Liquid staking (LST) has emerged as a popular solution for Ethereum users to participate in staking without locking up their Ether (ETH) for extended periods. However, concerns have been raised about the potential for liquid staking to centralize power within the Ethereum ecosystem. In this interview, Daniel Dizon, founder of Swell, a noncustodial ETH liquid staking protocol, discusses these concerns and shares his vision for the future of liquid staking on Ethereum.
CT: Liquid staking has been criticized for centralizing power within the Ethereum ecosystem. What are your thoughts on these discussions?
Daniel Dizon: From a network perspective, two fundamental properties make Ethereum valuable — decentralization and security.
When multiple node operators are tied together — either operationally, politically, or through a liquid staking governance token — they are more likely to act as a single entity with outsized influence over Ethereum, threatening the values of these core qualities.
This was first pointed out in Danny Ryan’s seminal paper, pointing out the dangers of “cartelization” and the drastic risks posed by a single dominant liquid staking protocol, and has since been echoed by the likes of Vitalik Buterin, who suggested that any protocol controlling more than 15% of all validators should be limited by social pressure.
Speculative controversial take: we should legitimize price gouging by top stake pool providers. Like, if a stake pool controls > 15%, it should be accepted and even *expected* for the pool to keep increasing its fee rate until it goes back below 15%. https://t.co/cOtuM7Occd
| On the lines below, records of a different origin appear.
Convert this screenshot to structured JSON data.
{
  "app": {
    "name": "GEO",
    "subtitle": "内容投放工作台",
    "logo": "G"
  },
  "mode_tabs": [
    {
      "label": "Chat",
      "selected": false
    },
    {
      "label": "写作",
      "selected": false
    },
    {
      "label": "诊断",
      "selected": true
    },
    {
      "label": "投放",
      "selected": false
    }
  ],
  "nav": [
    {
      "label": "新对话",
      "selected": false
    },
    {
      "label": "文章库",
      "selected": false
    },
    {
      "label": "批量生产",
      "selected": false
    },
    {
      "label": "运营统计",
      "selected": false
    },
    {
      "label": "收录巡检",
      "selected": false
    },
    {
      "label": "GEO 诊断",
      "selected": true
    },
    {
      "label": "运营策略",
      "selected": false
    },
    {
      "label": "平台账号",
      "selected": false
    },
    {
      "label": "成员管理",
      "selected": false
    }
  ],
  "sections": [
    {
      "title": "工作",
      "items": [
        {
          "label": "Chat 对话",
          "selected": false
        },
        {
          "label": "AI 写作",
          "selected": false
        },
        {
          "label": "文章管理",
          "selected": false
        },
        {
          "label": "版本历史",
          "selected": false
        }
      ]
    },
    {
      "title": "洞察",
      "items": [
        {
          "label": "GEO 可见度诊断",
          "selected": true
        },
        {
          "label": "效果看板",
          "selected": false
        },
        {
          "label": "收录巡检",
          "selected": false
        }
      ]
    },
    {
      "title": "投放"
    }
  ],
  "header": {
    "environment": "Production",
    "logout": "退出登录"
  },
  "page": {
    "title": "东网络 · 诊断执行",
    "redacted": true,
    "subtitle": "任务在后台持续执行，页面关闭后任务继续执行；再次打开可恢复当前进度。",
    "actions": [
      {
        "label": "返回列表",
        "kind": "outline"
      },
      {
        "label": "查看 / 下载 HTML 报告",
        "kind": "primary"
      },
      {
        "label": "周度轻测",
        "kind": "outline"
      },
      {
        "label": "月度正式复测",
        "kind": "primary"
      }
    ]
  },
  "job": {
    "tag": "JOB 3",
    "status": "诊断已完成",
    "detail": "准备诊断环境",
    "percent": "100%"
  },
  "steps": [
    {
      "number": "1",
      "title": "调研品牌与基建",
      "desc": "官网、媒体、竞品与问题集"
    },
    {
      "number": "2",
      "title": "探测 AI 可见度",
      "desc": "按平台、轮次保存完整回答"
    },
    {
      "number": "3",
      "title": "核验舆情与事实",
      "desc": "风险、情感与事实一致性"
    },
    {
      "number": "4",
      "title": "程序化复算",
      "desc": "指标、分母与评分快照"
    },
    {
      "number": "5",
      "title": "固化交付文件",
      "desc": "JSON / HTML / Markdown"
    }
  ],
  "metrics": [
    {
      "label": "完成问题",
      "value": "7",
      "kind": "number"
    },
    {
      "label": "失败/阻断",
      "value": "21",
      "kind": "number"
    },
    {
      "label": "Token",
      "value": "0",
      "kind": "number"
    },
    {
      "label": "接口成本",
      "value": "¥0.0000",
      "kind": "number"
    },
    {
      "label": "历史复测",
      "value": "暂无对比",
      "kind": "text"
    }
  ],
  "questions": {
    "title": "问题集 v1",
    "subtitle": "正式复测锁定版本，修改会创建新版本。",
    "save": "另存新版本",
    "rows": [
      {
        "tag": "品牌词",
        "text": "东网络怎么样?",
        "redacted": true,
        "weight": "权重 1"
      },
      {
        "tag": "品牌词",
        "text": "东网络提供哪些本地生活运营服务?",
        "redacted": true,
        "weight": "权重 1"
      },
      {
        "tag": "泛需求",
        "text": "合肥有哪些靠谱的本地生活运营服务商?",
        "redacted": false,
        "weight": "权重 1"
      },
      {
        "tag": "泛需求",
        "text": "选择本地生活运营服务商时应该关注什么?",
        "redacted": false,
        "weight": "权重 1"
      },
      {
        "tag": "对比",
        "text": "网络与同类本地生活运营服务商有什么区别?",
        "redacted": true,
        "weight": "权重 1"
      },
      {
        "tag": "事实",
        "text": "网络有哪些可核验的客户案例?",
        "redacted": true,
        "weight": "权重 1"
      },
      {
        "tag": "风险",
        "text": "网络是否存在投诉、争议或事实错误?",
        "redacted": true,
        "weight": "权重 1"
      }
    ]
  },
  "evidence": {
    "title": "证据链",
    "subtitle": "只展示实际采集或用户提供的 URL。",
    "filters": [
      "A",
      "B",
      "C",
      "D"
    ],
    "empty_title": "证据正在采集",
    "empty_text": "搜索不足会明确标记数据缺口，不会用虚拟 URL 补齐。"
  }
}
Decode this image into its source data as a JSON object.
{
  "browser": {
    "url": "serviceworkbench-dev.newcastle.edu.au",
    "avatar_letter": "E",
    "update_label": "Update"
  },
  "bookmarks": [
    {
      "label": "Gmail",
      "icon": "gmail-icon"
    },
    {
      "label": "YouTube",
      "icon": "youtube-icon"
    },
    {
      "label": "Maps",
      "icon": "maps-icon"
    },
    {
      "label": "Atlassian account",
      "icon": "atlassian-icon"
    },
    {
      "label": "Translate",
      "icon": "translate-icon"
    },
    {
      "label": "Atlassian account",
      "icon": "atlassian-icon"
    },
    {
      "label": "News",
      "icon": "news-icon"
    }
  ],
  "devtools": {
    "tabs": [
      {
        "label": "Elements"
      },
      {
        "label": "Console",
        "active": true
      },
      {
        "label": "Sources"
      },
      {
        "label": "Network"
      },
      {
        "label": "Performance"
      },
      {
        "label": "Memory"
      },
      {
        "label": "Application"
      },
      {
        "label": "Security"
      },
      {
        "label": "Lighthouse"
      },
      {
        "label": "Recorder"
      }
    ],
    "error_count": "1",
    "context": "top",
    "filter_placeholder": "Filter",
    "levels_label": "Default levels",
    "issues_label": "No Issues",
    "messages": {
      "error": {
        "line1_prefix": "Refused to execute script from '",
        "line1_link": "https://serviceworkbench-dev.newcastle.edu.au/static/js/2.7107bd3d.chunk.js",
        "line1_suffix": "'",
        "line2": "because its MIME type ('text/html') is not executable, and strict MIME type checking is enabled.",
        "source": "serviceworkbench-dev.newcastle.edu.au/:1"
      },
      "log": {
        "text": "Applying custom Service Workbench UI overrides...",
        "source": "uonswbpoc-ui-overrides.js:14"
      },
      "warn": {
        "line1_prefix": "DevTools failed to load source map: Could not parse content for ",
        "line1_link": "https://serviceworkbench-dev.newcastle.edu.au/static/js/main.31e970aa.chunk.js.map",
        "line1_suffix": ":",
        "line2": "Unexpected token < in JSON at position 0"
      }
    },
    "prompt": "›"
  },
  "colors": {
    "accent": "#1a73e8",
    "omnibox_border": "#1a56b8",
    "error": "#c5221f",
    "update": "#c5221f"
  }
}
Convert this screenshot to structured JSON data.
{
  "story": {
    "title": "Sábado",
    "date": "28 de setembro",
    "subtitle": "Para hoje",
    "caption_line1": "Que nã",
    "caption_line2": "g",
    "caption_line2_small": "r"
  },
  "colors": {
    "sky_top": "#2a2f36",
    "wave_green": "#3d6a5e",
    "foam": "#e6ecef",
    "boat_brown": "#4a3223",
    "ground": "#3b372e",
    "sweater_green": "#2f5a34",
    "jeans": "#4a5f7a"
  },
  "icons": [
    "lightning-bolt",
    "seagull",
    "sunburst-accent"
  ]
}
CT: To mitigate the risks of centralization, what steps do you think the Ethereum community and stakeholders should take?
DD: TheRead more on cointelegraph.com